Directions for this task
An identical copy of the records below is the expected result.

Supplied records

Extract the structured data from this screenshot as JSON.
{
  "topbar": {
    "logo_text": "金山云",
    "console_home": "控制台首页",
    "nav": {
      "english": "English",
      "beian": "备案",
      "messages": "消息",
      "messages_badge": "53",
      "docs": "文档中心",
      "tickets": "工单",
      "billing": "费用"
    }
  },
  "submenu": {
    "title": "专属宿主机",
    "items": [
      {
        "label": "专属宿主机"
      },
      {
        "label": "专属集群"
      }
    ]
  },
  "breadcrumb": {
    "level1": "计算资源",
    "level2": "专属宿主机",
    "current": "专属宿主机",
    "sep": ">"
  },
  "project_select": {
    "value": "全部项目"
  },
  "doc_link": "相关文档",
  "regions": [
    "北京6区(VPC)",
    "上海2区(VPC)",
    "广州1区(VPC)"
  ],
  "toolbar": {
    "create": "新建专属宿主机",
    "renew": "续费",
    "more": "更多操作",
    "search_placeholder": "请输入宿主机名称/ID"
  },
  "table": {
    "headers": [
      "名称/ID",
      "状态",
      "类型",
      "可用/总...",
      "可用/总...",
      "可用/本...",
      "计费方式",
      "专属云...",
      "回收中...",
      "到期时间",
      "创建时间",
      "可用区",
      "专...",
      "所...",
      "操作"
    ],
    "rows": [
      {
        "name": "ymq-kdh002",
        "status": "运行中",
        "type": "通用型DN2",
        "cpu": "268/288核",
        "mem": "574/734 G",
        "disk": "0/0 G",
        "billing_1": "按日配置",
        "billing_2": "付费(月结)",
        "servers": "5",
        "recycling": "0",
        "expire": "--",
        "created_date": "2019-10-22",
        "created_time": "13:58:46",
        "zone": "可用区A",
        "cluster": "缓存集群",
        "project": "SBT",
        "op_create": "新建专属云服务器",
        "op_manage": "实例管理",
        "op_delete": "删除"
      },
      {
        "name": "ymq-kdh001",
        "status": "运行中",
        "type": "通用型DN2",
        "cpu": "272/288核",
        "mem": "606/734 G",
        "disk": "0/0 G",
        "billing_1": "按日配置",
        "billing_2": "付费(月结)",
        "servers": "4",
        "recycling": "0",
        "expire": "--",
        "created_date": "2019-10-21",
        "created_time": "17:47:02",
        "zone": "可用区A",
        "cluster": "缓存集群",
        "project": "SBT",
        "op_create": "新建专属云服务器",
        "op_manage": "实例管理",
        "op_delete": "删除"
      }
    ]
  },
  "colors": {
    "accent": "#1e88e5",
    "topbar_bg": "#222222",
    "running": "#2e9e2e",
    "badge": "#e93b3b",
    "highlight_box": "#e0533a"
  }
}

Completed exercise
Extract the structured data from this screenshot as JSON.
{
  "topbar": {
    "logo_text": "金山云",
    "console_home": "控制台首页",
    "nav": {
      "english": "English",
      "beian": "备案",
      "messages": "消息",
      "messages_badge": "53",
      "docs": "文档中心",
      "tickets": "工单",
      "billing": "费用"
    }
  },
  "submenu": {
    "title": "专属宿主机",
    "items": [
      {
        "label": "专属宿主机"
      },
      {
        "label": "专属集群"
      }
    ]
  },
  "breadcrumb": {
    "level1": "计算资源",
    "level2": "专属宿主机",
    "current": "专属宿主机",
    "sep": ">"
  },
  "project_select": {
    "value": "全部项目"
  },
  "doc_link": "相关文档",
  "regions": [
    "北京6区(VPC)",
    "上海2区(VPC)",
    "广州1区(VPC)"
  ],
  "toolbar": {
    "create": "新建专属宿主机",
    "renew": "续费",
    "more": "更多操作",
    "search_placeholder": "请输入宿主机名称/ID"
  },
  "table": {
    "headers": [
      "名称/ID",
      "状态",
      "类型",
      "可用/总...",
      "可用/总...",
      "可用/本...",
      "计费方式",
      "专属云...",
      "回收中...",
      "到期时间",
      "创建时间",
      "可用区",
      "专...",
      "所...",
      "操作"
    ],
    "rows": [
      {
        "name": "ymq-kdh002",
        "status": "运行中",
        "type": "通用型DN2",
        "cpu": "268/288核",
        "mem": "574/734 G",
        "disk": "0/0 G",
        "billing_1": "按日配置",
        "billing_2": "付费(月结)",
        "servers": "5",
        "recycling": "0",
        "expire": "--",
        "created_date": "2019-10-22",
        "created_time": "13:58:46",
        "zone": "可用区A",
        "cluster": "缓存集群",
        "project": "SBT",
        "op_create": "新建专属云服务器",
        "op_manage": "实例管理",
        "op_delete": "删除"
      },
      {
        "name": "ymq-kdh001",
        "status": "运行中",
        "type": "通用型DN2",
        "cpu": "272/288核",
        "mem": "606/734 G",
        "disk": "0/0 G",
        "billing_1": "按日配置",
        "billing_2": "付费(月结)",
        "servers": "4",
        "recycling": "0",
        "expire": "--",
        "created_date": "2019-10-21",
        "created_time": "17:47:02",
        "zone": "可用区A",
        "cluster": "缓存集群",
        "project": "SBT",
        "op_create": "新建专属云服务器",
        "op_manage": "实例管理",
        "op_delete": "删除"
      }
    ]
  },
  "colors": {
    "accent": "#1e88e5",
    "topbar_bg": "#222222",
    "running": "#2e9e2e",
    "badge": "#e93b3b",
    "highlight_box": "#e0533a"
  }
}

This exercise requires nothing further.